Exercise data
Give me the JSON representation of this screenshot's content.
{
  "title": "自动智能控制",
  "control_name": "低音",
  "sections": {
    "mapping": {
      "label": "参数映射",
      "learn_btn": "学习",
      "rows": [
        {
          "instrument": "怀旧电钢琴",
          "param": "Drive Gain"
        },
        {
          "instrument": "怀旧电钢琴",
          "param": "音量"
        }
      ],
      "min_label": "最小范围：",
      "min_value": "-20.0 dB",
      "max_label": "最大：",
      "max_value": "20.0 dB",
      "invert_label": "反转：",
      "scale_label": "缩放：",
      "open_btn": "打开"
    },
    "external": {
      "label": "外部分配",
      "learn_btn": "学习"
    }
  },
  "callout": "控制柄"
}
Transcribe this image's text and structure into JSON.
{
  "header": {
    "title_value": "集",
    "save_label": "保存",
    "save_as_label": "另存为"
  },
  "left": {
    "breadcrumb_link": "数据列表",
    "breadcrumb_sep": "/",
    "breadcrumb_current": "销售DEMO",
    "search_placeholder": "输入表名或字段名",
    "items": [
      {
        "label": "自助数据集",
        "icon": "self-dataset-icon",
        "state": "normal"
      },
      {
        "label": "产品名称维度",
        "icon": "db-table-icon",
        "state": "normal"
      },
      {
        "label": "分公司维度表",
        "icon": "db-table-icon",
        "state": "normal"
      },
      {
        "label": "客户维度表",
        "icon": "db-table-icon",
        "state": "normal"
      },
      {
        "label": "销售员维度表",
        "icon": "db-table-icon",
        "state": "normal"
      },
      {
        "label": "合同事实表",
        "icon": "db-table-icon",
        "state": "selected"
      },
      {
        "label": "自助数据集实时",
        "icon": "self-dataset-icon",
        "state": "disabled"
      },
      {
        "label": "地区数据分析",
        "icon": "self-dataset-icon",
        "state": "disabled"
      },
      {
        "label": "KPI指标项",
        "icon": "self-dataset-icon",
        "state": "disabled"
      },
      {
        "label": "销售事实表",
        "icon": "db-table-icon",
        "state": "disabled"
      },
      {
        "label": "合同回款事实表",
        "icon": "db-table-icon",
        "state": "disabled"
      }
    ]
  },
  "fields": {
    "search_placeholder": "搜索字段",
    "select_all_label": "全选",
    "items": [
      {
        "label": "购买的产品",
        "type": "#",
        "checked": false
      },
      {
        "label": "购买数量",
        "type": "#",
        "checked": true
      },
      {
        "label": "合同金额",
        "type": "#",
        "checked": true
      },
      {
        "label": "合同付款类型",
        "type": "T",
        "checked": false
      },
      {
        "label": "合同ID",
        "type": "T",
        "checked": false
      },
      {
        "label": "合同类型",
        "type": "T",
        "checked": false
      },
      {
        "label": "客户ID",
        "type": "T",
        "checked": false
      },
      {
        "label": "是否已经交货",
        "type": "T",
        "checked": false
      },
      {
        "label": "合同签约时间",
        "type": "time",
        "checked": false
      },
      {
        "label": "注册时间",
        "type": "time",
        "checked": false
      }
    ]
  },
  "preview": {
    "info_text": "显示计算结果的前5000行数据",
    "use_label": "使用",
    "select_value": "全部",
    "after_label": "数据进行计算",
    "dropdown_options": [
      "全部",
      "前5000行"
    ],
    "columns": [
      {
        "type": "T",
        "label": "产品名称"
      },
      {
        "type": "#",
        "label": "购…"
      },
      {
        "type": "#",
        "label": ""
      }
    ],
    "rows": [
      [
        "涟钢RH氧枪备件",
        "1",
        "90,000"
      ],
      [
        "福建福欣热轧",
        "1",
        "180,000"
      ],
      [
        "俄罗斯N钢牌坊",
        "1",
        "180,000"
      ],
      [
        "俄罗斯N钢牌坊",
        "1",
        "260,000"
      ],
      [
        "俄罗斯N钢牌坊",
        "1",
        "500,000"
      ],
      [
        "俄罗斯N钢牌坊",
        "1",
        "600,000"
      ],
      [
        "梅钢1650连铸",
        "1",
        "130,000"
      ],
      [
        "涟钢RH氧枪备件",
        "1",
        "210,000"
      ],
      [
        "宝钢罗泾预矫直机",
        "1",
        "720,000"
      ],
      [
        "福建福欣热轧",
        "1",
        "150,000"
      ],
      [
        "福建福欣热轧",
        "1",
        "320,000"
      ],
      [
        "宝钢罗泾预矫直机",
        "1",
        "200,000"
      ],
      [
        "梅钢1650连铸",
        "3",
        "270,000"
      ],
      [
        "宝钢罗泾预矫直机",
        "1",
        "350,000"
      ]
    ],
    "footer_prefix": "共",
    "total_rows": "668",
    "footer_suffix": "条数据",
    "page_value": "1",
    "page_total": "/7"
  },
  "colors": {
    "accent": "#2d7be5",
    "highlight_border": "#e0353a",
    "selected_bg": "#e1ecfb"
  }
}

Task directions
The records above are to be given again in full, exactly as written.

Response to this exercise
Give me the JSON representation of this screenshot's content.
{
  "title": "自动智能控制",
  "control_name": "低音",
  "sections": {
    "mapping": {
      "label": "参数映射",
      "learn_btn": "学习",
      "rows": [
        {
          "instrument": "怀旧电钢琴",
          "param": "Drive Gain"
        },
        {
          "instrument": "怀旧电钢琴",
          "param": "音量"
        }
      ],
      "min_label": "最小范围：",
      "min_value": "-20.0 dB",
      "max_label": "最大：",
      "max_value": "20.0 dB",
      "invert_label": "反转：",
      "scale_label": "缩放：",
      "open_btn": "打开"
    },
    "external": {
      "label": "外部分配",
      "learn_btn": "学习"
    }
  },
  "callout": "控制柄"
}
Transcribe this image's text and structure into JSON.
{
  "header": {
    "title_value": "集",
    "save_label": "保存",
    "save_as_label": "另存为"
  },
  "left": {
    "breadcrumb_link": "数据列表",
    "breadcrumb_sep": "/",
    "breadcrumb_current": "销售DEMO",
    "search_placeholder": "输入表名或字段名",
    "items": [
      {
        "label": "自助数据集",
        "icon": "self-dataset-icon",
        "state": "normal"
      },
      {
        "label": "产品名称维度",
        "icon": "db-table-icon",
        "state": "normal"
      },
      {
        "label": "分公司维度表",
        "icon": "db-table-icon",
        "state": "normal"
      },
      {
        "label": "客户维度表",
        "icon": "db-table-icon",
        "state": "normal"
      },
      {
        "label": "销售员维度表",
        "icon": "db-table-icon",
        "state": "normal"
      },
      {
        "label": "合同事实表",
        "icon": "db-table-icon",
        "state": "selected"
      },
      {
        "label": "自助数据集实时",
        "icon": "self-dataset-icon",
        "state": "disabled"
      },
      {
        "label": "地区数据分析",
        "icon": "self-dataset-icon",
        "state": "disabled"
      },
      {
        "label": "KPI指标项",
        "icon": "self-dataset-icon",
        "state": "disabled"
      },
      {
        "label": "销售事实表",
        "icon": "db-table-icon",
        "state": "disabled"
      },
      {
        "label": "合同回款事实表",
        "icon": "db-table-icon",
        "state": "disabled"
      }
    ]
  },
  "fields": {
    "search_placeholder": "搜索字段",
    "select_all_label": "全选",
    "items": [
      {
        "label": "购买的产品",
        "type": "#",
        "checked": false
      },
      {
        "label": "购买数量",
        "type": "#",
        "checked": true
      },
      {
        "label": "合同金额",
        "type": "#",
        "checked": true
      },
      {
        "label": "合同付款类型",
        "type": "T",
        "checked": false
      },
      {
        "label": "合同ID",
        "type": "T",
        "checked": false
      },
      {
        "label": "合同类型",
        "type": "T",
        "checked": false
      },
      {
        "label": "客户ID",
        "type": "T",
        "checked": false
      },
      {
        "label": "是否已经交货",
        "type": "T",
        "checked": false
      },
      {
        "label": "合同签约时间",
        "type": "time",
        "checked": false
      },
      {
        "label": "注册时间",
        "type": "time",
        "checked": false
      }
    ]
  },
  "preview": {
    "info_text": "显示计算结果的前5000行数据",
    "use_label": "使用",
    "select_value": "全部",
    "after_label": "数据进行计算",
    "dropdown_options": [
      "全部",
      "前5000行"
    ],
    "columns": [
      {
        "type": "T",
        "label": "产品名称"
      },
      {
        "type": "#",
        "label": "购…"
      },
      {
        "type": "#",
        "label": ""
      }
    ],
    "rows": [
      [
        "涟钢RH氧枪备件",
        "1",
        "90,000"
      ],
      [
        "福建福欣热轧",
        "1",
        "180,000"
      ],
      [
        "俄罗斯N钢牌坊",
        "1",
        "180,000"
      ],
      [
        "俄罗斯N钢牌坊",
        "1",
        "260,000"
      ],
      [
        "俄罗斯N钢牌坊",
        "1",
        "500,000"
      ],
      [
        "俄罗斯N钢牌坊",
        "1",
        "600,000"
      ],
      [
        "梅钢1650连铸",
        "1",
        "130,000"
      ],
      [
        "涟钢RH氧枪备件",
        "1",
        "210,000"
      ],
      [
        "宝钢罗泾预矫直机",
        "1",
        "720,000"
      ],
      [
        "福建福欣热轧",
        "1",
        "150,000"
      ],
      [
        "福建福欣热轧",
        "1",
        "320,000"
      ],
      [
        "宝钢罗泾预矫直机",
        "1",
        "200,000"
      ],
      [
        "梅钢1650连铸",
        "3",
        "270,000"
      ],
      [
        "宝钢罗泾预矫直机",
        "1",
        "350,000"
      ]
    ],
    "footer_prefix": "共",
    "total_rows": "668",
    "footer_suffix": "条数据",
    "page_value": "1",
    "page_total": "/7"
  },
  "colors": {
    "accent": "#2d7be5",
    "highlight_border": "#e0353a",
    "selected_bg": "#e1ecfb"
  }
}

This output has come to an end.